I find canals deeply satisfying to watch, especially in the rain. The road between my parents’ home and their church runs along several of them. They wind between subdivisions and converge in a marshy area, surrounded by soccer fields. On a recent visit, I woke to the sound of heavy drizzle on a Sunday and took my coffee out to the porch to watch the water coming down.
After breakfast, we rode to church. Rarely does anyone in that area live near where they work, or worship, or study; everything in Houston is far. I rode in the backseat because I relished the chance to sit and quietly look. Drops on the window. Millions of tiny rings on every patch of standing water. Green and brown and gray things, soaking the rain into their surfaces or sluicing it away.

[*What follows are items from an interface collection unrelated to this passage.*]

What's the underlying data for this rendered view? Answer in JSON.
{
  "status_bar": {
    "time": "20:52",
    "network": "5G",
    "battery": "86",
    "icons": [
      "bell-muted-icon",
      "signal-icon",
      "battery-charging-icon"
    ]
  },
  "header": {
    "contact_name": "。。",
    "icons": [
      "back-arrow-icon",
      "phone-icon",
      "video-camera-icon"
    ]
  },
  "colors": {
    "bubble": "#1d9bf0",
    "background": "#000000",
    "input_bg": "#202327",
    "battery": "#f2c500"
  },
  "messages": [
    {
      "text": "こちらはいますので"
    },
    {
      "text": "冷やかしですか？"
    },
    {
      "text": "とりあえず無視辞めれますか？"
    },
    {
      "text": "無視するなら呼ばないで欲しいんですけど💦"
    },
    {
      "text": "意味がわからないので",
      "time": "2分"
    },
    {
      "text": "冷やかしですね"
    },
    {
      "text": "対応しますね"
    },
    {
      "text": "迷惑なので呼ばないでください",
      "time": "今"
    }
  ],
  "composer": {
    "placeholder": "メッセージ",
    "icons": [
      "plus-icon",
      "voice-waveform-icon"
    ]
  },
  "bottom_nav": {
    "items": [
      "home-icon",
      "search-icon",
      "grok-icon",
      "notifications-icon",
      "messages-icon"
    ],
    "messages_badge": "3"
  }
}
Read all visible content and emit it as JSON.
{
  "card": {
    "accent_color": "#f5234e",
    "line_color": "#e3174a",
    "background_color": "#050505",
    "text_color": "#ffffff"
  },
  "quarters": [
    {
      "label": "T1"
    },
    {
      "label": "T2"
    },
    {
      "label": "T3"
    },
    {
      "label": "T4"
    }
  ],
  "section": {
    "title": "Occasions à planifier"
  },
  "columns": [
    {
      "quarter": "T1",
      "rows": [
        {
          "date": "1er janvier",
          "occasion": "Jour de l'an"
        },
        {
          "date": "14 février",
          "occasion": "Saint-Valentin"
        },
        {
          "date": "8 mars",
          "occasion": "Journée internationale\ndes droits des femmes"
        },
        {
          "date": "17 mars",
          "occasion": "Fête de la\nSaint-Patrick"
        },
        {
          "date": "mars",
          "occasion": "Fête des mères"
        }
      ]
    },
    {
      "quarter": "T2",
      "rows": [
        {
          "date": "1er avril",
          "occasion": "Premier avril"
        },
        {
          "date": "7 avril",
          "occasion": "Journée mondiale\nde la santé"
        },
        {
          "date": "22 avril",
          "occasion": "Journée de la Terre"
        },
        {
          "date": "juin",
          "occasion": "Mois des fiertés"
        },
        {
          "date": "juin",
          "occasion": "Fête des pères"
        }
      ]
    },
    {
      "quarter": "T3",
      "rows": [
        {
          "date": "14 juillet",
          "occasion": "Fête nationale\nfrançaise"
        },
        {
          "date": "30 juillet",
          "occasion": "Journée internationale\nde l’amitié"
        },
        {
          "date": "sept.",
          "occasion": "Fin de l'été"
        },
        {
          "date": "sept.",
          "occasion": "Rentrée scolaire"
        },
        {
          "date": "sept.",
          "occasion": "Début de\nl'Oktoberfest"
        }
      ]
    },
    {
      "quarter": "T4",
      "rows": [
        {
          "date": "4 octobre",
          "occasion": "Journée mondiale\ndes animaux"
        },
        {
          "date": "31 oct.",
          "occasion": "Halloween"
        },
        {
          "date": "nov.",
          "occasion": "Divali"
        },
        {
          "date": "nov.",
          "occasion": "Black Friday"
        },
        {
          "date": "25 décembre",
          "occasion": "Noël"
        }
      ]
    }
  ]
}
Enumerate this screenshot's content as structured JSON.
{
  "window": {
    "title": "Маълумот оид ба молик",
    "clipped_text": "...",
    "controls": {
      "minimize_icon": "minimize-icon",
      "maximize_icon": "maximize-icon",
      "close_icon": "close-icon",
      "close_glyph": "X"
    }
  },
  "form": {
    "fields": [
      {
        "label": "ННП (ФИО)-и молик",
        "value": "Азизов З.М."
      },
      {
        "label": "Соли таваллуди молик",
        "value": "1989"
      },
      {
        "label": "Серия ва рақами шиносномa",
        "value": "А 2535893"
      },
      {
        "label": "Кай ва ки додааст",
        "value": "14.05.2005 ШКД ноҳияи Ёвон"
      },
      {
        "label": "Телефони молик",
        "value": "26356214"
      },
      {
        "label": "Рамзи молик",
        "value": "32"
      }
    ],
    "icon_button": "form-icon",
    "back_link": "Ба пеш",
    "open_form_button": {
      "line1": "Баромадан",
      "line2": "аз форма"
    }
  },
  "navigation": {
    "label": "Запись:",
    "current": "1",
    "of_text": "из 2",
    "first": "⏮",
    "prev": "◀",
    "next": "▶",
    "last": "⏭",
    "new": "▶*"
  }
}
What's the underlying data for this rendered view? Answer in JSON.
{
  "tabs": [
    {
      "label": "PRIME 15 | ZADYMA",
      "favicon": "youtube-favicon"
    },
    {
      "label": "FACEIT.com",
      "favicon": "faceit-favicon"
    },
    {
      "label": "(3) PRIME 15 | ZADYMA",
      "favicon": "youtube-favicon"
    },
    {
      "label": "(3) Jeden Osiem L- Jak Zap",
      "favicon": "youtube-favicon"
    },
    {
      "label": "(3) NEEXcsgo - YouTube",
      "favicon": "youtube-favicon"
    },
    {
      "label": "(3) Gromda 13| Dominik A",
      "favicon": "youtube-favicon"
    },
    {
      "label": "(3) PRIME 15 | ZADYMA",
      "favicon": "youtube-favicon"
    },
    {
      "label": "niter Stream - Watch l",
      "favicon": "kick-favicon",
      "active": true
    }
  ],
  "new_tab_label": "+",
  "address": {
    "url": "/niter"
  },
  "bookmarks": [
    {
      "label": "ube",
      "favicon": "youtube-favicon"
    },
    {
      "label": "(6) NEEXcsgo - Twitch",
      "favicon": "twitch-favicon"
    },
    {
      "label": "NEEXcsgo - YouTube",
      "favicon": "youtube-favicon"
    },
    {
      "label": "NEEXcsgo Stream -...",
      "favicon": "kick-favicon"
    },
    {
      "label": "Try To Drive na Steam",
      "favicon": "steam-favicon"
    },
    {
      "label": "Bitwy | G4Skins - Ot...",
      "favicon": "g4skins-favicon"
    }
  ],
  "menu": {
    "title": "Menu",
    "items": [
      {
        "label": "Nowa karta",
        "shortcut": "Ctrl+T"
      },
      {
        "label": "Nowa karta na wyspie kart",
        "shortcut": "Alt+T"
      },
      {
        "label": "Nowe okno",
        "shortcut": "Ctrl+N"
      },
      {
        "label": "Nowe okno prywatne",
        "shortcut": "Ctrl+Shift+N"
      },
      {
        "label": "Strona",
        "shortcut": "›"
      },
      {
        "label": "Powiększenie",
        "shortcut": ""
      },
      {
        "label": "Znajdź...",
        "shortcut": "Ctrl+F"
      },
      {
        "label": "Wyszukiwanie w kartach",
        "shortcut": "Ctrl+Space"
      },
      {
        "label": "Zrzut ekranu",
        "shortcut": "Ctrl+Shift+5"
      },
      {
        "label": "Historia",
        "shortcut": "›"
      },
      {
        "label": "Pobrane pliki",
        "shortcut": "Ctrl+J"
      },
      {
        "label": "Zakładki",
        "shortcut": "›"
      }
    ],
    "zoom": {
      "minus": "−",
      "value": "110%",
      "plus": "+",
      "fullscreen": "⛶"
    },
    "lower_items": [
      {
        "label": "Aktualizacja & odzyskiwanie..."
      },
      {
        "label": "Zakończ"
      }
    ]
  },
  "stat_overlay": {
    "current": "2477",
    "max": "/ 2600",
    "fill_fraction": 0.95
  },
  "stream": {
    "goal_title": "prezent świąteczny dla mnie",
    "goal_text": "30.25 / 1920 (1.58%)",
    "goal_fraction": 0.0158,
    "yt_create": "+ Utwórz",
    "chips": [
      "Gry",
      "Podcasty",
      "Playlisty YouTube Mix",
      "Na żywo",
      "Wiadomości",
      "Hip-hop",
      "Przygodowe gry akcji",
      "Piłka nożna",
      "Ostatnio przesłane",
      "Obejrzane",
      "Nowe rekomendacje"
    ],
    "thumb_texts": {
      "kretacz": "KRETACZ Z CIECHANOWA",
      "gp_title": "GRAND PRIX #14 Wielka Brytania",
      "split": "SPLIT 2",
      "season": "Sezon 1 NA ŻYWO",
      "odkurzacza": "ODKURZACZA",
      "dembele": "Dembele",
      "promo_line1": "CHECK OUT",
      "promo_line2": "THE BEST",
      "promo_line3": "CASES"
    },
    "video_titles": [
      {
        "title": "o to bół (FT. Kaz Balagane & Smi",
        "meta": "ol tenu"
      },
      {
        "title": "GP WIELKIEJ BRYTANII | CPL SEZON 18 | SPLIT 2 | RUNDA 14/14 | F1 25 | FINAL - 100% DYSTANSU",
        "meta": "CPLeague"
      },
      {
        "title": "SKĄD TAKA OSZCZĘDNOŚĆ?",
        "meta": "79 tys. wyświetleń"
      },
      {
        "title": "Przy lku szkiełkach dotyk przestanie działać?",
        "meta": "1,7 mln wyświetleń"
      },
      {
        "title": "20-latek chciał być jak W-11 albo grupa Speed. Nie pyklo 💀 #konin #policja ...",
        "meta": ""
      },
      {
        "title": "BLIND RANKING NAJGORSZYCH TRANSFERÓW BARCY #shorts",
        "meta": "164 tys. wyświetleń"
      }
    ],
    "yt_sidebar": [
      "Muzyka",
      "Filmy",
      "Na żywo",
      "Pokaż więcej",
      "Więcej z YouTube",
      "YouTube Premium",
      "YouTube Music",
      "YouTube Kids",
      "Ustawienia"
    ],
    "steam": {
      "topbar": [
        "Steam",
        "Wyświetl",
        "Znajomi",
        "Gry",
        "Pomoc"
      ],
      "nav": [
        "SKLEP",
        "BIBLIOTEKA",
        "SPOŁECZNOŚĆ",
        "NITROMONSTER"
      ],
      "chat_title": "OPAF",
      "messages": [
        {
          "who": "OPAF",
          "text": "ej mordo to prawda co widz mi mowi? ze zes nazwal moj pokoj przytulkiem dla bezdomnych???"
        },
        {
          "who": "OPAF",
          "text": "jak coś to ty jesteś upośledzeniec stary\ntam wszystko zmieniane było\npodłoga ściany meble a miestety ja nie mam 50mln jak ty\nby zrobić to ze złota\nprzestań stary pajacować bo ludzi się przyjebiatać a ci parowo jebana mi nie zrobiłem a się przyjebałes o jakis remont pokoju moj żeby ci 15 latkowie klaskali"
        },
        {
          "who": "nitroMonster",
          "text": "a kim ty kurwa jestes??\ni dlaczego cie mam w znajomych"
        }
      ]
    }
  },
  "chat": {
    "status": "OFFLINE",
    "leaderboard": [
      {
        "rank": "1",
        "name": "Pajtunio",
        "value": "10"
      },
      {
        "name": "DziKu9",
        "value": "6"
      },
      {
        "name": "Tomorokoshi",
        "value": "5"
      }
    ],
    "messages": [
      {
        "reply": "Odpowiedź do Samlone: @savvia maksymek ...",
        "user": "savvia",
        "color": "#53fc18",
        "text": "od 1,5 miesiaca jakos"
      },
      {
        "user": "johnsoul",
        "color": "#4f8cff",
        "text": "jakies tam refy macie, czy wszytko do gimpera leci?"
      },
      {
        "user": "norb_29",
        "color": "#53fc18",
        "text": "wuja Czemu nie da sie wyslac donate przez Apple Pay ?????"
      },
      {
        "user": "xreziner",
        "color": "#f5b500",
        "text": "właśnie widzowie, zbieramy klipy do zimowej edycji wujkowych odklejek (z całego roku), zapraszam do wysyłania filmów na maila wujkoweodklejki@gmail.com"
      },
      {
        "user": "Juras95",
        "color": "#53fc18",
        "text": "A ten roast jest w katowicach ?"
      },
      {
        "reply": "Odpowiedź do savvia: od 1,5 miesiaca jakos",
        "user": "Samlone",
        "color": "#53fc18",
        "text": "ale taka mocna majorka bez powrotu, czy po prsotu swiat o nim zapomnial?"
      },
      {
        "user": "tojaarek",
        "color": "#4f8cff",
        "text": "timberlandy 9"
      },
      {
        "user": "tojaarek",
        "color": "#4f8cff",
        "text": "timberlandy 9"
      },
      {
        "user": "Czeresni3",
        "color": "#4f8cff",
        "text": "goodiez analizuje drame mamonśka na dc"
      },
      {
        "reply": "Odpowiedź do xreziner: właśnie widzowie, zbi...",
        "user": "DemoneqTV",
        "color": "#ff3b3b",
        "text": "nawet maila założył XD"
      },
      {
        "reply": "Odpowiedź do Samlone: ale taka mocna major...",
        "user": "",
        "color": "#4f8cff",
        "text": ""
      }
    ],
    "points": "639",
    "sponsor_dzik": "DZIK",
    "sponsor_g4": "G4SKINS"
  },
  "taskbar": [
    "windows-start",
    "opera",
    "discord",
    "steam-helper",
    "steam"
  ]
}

Between drainage collection pools, my father explained the difference between the marsh hen and the duck to my mother. You can look at the beak and know immediately, but there are many other differences if you have the chance for closer observation. My mother said she had recently read how canned goods at Wal-mart were being sourced increasingly outside of the United States. I watched a hundred small birds rise and circle the nearest pond. One egret stayed behind, waiting. Red light, gas station, drainage canal. Dead grass, dead grass, scrub oak, palm. A flock flew low among power lines and settled together in strings. The same birds, or new ones.